You need to eliminate competition. If your lawn has as much as 40% weeds, you will probably want to do a total kill. Use a broad-spectrum herbicide like RoundUp or KleenUp. In order to get good control, the weeds should be actively growing when you apply the herbicide. That means that the soil should have adequate moisture for growth. Apply the herbicide according to label directions. Reapply or spot treat any tenacious weeds that don’t die after the first application. Depending on the formulation of the product you use, you should be able to plant your seed within 1-2 weeks, once again, though, check that label it will give specific information on timing.
After you get all the weeds/competition killed off, set your mower on the lowest cut setting possible and go over your lawn to scalp off as much of the dead debris as you can. Pick it up with a bagger or rake as necessary to get rid of it.

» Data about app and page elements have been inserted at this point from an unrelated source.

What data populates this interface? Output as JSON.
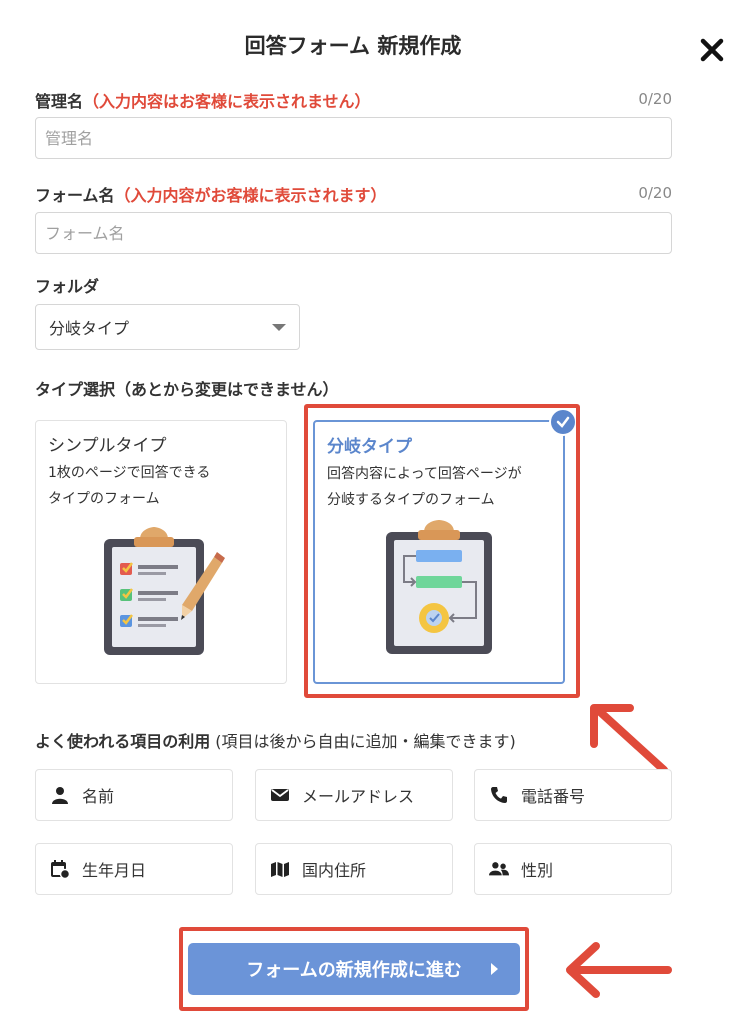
{
  "header": {
    "title": "回答フォーム 新規作成",
    "close_icon": "close-icon"
  },
  "admin_name": {
    "label": "管理名",
    "note": "（入力内容はお客様に表示されません）",
    "counter": "0/20",
    "placeholder": "管理名",
    "value": ""
  },
  "form_name": {
    "label": "フォーム名",
    "note": "（入力内容がお客様に表示されます）",
    "counter": "0/20",
    "placeholder": "フォーム名",
    "value": ""
  },
  "folder": {
    "label": "フォルダ",
    "selected": "分岐タイプ"
  },
  "type_select": {
    "label": "タイプ選択（あとから変更はできません）",
    "options": [
      {
        "title": "シンプルタイプ",
        "desc1": "1枚のページで回答できる",
        "desc2": "タイプのフォーム",
        "selected": false
      },
      {
        "title": "分岐タイプ",
        "desc1": "回答内容によって回答ページが",
        "desc2": "分岐するタイプのフォーム",
        "selected": true
      }
    ]
  },
  "common_items": {
    "label_bold": "よく使われる項目の利用",
    "label_note": " (項目は後から自由に追加・編集できます)",
    "items": [
      {
        "label": "名前",
        "icon": "person-icon"
      },
      {
        "label": "メールアドレス",
        "icon": "envelope-icon"
      },
      {
        "label": "電話番号",
        "icon": "phone-icon"
      },
      {
        "label": "生年月日",
        "icon": "calendar-icon"
      },
      {
        "label": "国内住所",
        "icon": "map-icon"
      },
      {
        "label": "性別",
        "icon": "users-icon"
      }
    ]
  },
  "submit": {
    "label": "フォームの新規作成に進む"
  },
  "colors": {
    "accent": "#6b94d8",
    "selected_text": "#5b86cc",
    "note": "#e04a3a",
    "annotation": "#e04a3a"
  }
}
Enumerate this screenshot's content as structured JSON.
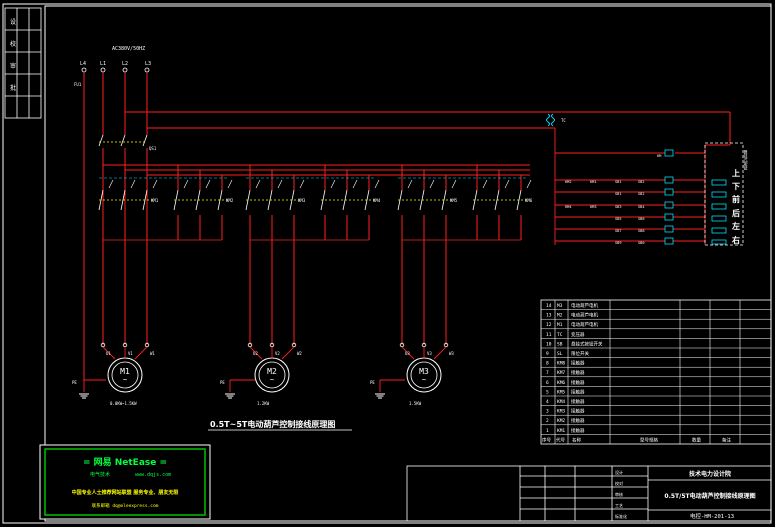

It’s important to get good seed/soil contact. If you are working with hand tools, this means you need to rake up the plant debris to make sure the seeds get down to the soil. Keep in mind though—that as you disturb the soil and turn it over, you are likely to expose weed seed to light, and may see some new weeds emerging. This is one good argument for other options, which are to rent a dethatcher or powerseeder. A dethatcher will cut through thatch and plant debris and into the soil about ¼ inch with sharp knives. Go over the lawn area two or three times with the dethatcher, and then broadcast the seed at a rate of about 6 pounds of seed per 1000 square feet of lawn. Then go over the lawn one more time with the dethatcher.
A power seeder or slit seeder is a piece of equipment that slices through the soil and then drops seed into the slits. When using a slit seeder, you should apply one pound of seed per 1000 square feet on the first pass, then broadcast another 3 pounds or so per 1000 square feet, then go over the lawn again with another 1 pound of seed per 1000 square feet with the seeder.
If you are not using power equipment, broadcast the seed by hand as evenly as possible and rake it in with a grade rake, or cover the seed with ¼ inch of topsoil or sand You can also sue straw as a mulch to keep the seed protected and moist. Just cover the area so that you can still see at least half of the soil surface. This translates to about one bale of straw for every 1000 square feet of lawn area.
It is critical to water your newly seeded lawn. The soil surface must be kept moist in order for the seed to germinate. If you can water lightly every morning and afternoon, you should see green in 10 days to two weeks. You can also cover the newly seeded areas with a light layer of straw to help shade the soil and to hold in moisture. A word of caution here too: some straw bales will have weed seed in them, so buy them early and water them down to start the seed germinating. By the time you are ready to spread the straw, hopefully most of the weed seed will have germinated and the seedlings will die from exposure. Even better, if you have access to it and don’t mind a little extra work, cover the entire reseeded area with a one-inch layer of compost. The compost will improve your soil, and you don’t need to worry about raking up the excess like you do with straw.
You can apply nitrogen fertilizers before you sow seed, but you might just be fertilizing your weeds and not your new turf. It’s better to wait and apply nitrogen fertilizer within three weeks or so after germination.
Begin to mow your grass when it gets to be four inches high. Set your mower at its highest setting (usually three inches) and mow right over the straw (if you applied it). Use a bag catcher if possible if you don’t have a catcher, go over the lawn once and then again at right angles to the first cut. The idea here is to make sure that you are not smothering the new grass with excess clippings or straw debris. Don’t worry about hurting the grass, actually the more often you cut at the proper height, the better the grass will grow.